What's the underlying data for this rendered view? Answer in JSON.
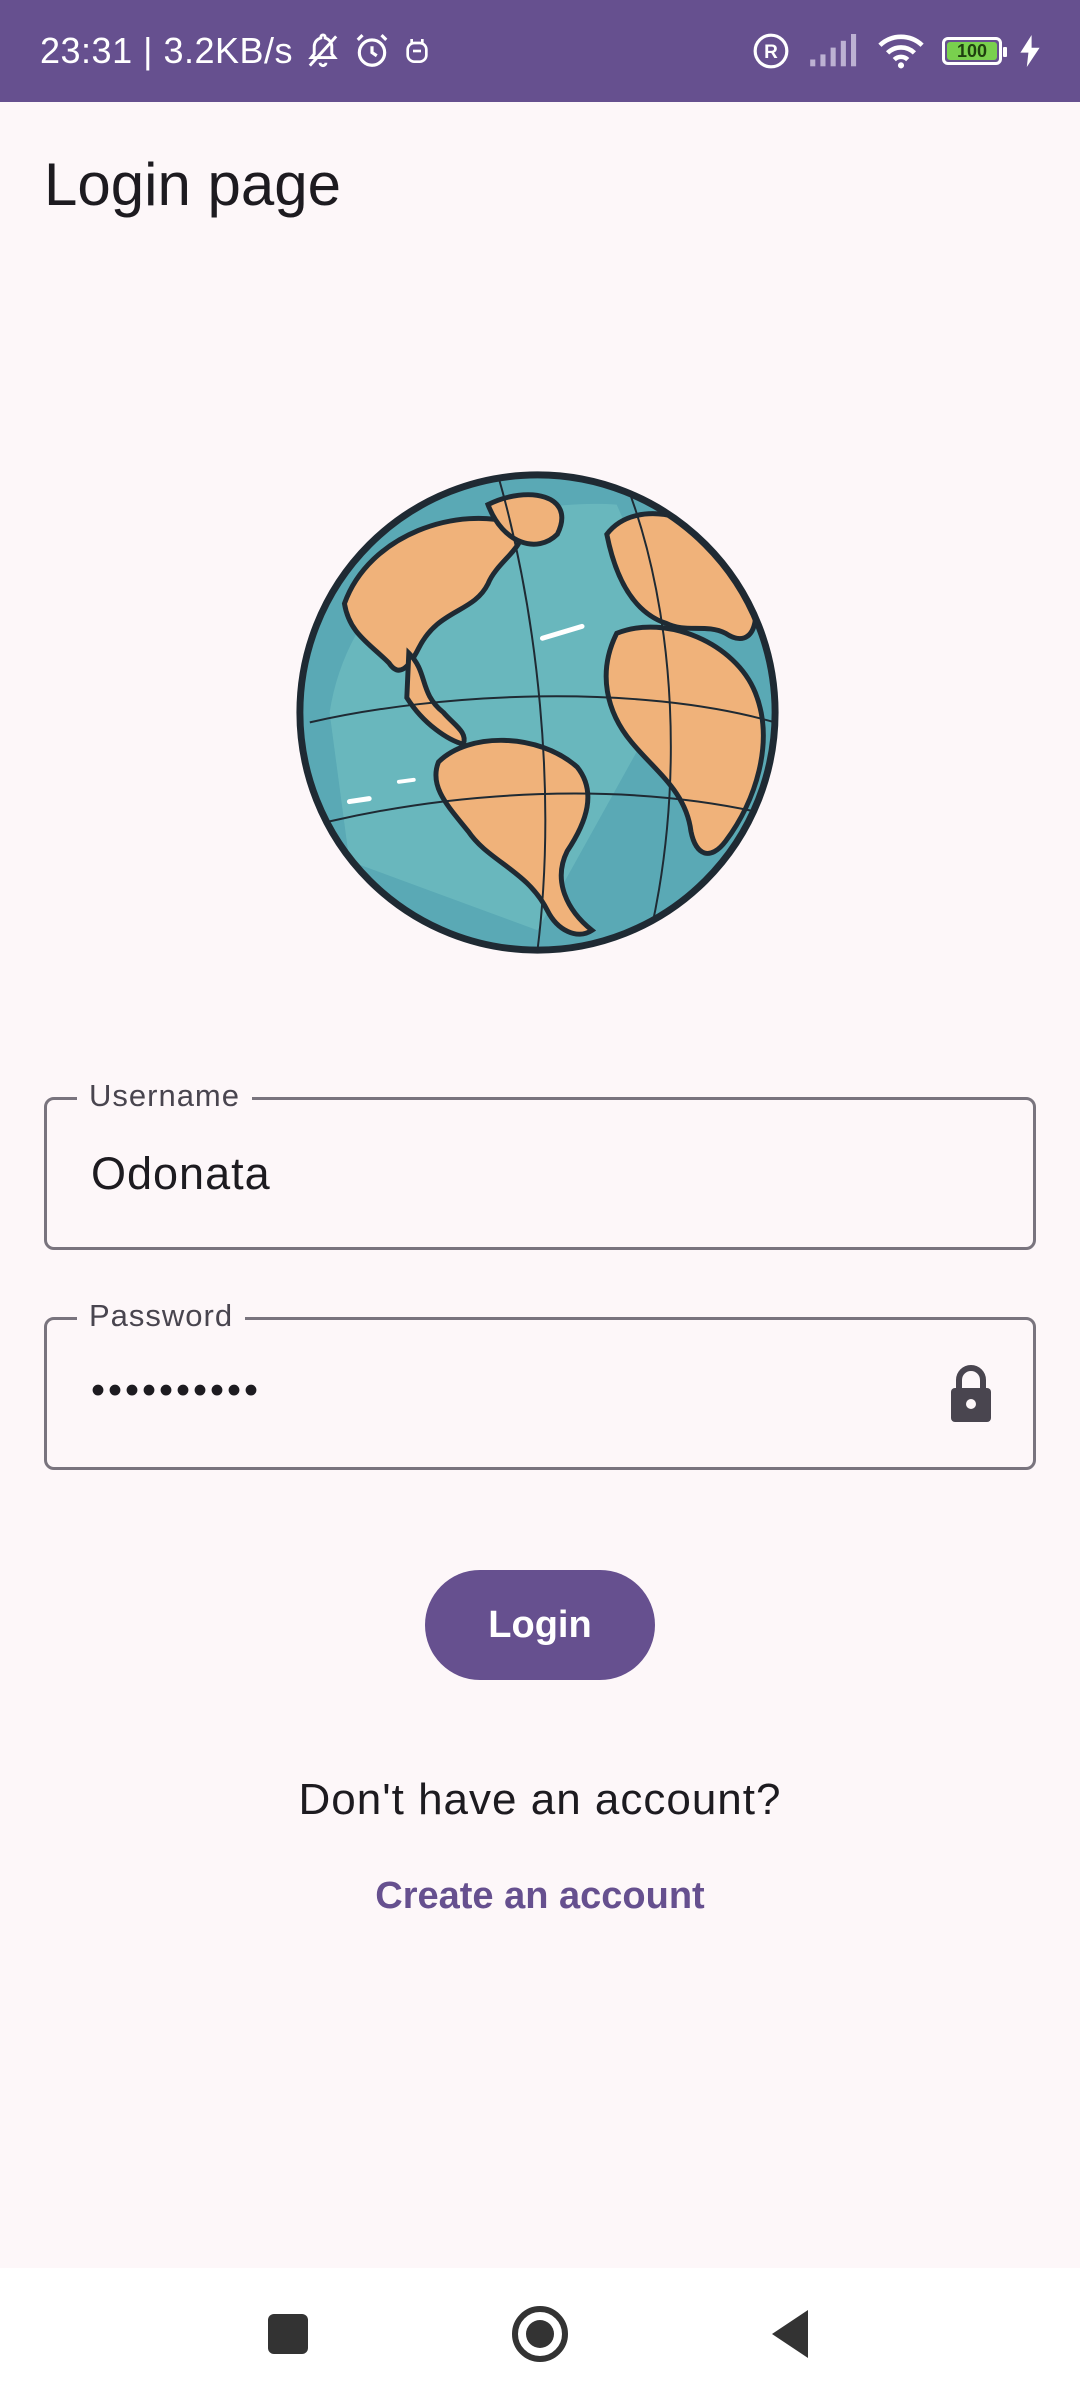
{
  "status_bar": {
    "time_speed": "23:31 | 3.2KB/s",
    "battery_level": "100",
    "icons": [
      "bell-off-icon",
      "alarm-icon",
      "notification-icon",
      "registered-icon",
      "signal-icon",
      "wifi-icon",
      "battery-icon",
      "charging-icon"
    ]
  },
  "header": {
    "title": "Login page"
  },
  "logo": {
    "icon": "globe-icon"
  },
  "form": {
    "username": {
      "label": "Username",
      "value": "Odonata"
    },
    "password": {
      "label": "Password",
      "value": "••••••••••",
      "icon": "lock-icon"
    },
    "login_label": "Login"
  },
  "footer": {
    "prompt": "Don't have an account?",
    "create_link": "Create an account"
  },
  "nav_bar": {
    "icons": [
      "recents-icon",
      "home-icon",
      "back-icon"
    ]
  },
  "colors": {
    "primary": "#66508f",
    "background": "#fdf7f9",
    "outline": "#79747e",
    "text": "#1d1b20"
  }
}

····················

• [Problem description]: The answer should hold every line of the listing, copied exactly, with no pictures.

• [Result for this exercise]:
What's the underlying data for this rendered view? Answer in JSON.
{
  "status_bar": {
    "time_speed": "23:31 | 3.2KB/s",
    "battery_level": "100",
    "icons": [
      "bell-off-icon",
      "alarm-icon",
      "notification-icon",
      "registered-icon",
      "signal-icon",
      "wifi-icon",
      "battery-icon",
      "charging-icon"
    ]
  },
  "header": {
    "title": "Login page"
  },
  "logo": {
    "icon": "globe-icon"
  },
  "form": {
    "username": {
      "label": "Username",
      "value": "Odonata"
    },
    "password": {
      "label": "Password",
      "value": "••••••••••",
      "icon": "lock-icon"
    },
    "login_label": "Login"
  },
  "footer": {
    "prompt": "Don't have an account?",
    "create_link": "Create an account"
  },
  "nav_bar": {
    "icons": [
      "recents-icon",
      "home-icon",
      "back-icon"
    ]
  },
  "colors": {
    "primary": "#66508f",
    "background": "#fdf7f9",
    "outline": "#79747e",
    "text": "#1d1b20"
  }
}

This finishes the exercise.